I won't turn left and I won't turn right
I will not stray from the path that's right
But I'll keep on singing and I'll keep on reaching
And I'll follow, follow, follow Jesus Christ
If you know me at all, you know I don't like to dance. Don't ask me why, I don't know. I was not one of those kids who took dance lesson after dance lesson. It never really amazed or intrigued me. Someone once told me that I would find my "dance" in college. That has now come and gone and I still haven't found said "dance."
A couple of weeks ago they sang this song at church. I'm fairly certain that it is from a Vacation Bible School somewhere but it was easy enough for them to learn in English, so they did. I didn't mind, I was happy to be able to read the words to a song.
This song immediately stuck with me. Not just because of the English words but because of the dance, too. Nearly every song we sing at church has a dance that goes with it. It always make me slightly uncomfortable because they always ask me to dance along with them, joining in the sometimes crazy motions. And I haven't quite found my ability to look like a complete fool yet.
But, ever since I learned this song, I've been doing the motions--dancing--frequently. The song is so joyful for me because I feel connected to everyone at church as I join in with them. I am able to take part in something that expresses their love for God and in turn am able to praise Him too.
As I am bursting at the seems with joy, already saddened at the thought of leaving Mongolia, I remember the beginning. I remember how scared I was and how hard it was to be here. I remember everything being such a challenge. I remember tears and I remember sorrow.
I remember those days and I realize that I don't have to stay in the sorrow, I can keep on singing. I also realize that even that connects me with my Mongolian brothers and sisters. I was reminded the other day of something really beautiful about so many people from around the world. So many people are joyful, faithful and grateful even when they often don't have much reason to be. Their joy, faith and gratefulness come from somewhere deeper. A place of simplicity and appreciation for every breath.
That reminder along with with some other reminders from a book I recently started reading I have been awakened again to the reality that joy and sorrow exist together. Neither one should cast shadows over the other. In our joy we remember sorrow for the closeness to God that it brought. And in our sorrow we are pointed to something greater, something joyful. Both give us cause to celebrate the One who is the giver of it all.

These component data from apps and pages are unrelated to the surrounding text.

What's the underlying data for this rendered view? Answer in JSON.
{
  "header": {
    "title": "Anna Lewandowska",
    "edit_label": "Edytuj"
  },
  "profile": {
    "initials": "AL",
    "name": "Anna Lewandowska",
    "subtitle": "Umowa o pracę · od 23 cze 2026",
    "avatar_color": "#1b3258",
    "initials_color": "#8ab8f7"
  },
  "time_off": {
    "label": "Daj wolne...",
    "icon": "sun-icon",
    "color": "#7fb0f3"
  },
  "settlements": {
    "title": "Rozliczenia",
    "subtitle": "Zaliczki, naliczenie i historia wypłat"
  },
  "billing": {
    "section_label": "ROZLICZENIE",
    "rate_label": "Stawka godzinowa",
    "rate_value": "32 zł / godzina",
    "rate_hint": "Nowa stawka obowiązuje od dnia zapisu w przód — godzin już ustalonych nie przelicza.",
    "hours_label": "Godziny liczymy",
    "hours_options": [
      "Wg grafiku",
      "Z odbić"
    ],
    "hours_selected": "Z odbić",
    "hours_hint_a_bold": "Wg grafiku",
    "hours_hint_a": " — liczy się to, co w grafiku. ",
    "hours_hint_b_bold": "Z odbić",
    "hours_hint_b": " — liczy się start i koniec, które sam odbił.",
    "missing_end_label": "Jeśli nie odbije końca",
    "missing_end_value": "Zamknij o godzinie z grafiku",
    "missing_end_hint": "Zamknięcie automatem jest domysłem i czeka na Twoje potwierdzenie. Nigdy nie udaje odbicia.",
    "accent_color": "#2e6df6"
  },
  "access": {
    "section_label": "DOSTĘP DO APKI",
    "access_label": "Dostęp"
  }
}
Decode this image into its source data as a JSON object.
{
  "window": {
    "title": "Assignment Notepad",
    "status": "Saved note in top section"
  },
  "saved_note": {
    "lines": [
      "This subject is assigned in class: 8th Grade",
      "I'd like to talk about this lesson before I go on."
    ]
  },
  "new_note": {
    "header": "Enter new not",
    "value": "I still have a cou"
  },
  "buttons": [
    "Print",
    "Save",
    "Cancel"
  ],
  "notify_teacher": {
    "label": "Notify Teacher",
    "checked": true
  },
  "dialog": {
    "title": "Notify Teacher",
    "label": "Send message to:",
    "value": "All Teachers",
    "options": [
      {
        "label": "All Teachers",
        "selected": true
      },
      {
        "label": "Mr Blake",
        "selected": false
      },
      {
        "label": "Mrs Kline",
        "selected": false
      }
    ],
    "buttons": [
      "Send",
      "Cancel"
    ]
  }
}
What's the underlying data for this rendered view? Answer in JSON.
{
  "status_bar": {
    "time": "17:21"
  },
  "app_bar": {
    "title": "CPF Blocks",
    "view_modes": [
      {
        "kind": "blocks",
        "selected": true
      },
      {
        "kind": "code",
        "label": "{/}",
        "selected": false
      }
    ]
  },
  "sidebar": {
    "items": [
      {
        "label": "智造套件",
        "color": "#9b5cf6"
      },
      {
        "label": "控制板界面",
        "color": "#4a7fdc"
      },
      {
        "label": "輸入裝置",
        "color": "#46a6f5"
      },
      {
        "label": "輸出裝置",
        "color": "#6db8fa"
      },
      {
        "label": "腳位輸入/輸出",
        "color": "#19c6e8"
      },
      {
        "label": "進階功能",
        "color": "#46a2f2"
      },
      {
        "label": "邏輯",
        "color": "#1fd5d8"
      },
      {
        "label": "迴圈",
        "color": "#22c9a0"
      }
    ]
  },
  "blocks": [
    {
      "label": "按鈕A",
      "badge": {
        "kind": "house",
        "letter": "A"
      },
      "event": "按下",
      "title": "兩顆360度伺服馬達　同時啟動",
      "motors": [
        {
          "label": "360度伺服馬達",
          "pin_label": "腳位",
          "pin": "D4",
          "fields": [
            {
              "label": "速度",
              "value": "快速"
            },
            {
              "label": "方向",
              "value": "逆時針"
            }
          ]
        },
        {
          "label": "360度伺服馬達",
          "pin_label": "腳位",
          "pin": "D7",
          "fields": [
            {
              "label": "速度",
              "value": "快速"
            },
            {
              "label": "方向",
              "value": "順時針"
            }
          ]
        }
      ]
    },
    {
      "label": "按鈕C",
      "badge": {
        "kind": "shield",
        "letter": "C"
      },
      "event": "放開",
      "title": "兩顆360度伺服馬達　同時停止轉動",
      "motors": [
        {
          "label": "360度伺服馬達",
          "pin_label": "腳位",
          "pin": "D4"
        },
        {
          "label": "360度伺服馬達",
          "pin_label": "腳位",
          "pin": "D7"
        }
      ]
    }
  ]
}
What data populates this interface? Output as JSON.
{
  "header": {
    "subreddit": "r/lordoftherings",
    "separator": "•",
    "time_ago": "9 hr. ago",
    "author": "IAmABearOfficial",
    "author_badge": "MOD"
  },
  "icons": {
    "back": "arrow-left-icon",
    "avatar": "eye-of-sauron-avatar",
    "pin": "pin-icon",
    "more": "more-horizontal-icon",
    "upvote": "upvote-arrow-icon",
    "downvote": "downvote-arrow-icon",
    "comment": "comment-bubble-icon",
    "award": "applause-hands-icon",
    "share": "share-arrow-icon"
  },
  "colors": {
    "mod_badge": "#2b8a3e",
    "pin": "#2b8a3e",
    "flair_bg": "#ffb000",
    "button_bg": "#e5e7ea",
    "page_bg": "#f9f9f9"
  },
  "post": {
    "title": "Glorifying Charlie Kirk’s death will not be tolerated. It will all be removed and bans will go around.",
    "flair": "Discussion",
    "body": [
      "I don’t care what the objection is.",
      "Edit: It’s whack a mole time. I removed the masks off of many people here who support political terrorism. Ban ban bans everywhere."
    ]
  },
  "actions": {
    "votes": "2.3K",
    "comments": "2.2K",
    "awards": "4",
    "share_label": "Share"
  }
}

"Jesus shows, both in his readings and in his life, that true joy often is hidden in the midst of our sorrow, and that the dance of life finds its beginnings in grief." Henri Nouwen: Here and Now, page 47
I would not call my beginnings in Mongolia grievous but I would call the dance I'm finding to be the dance of life. I am joyfully remembering my sorrow.
I'll keep on singing and I'll keep on dancing.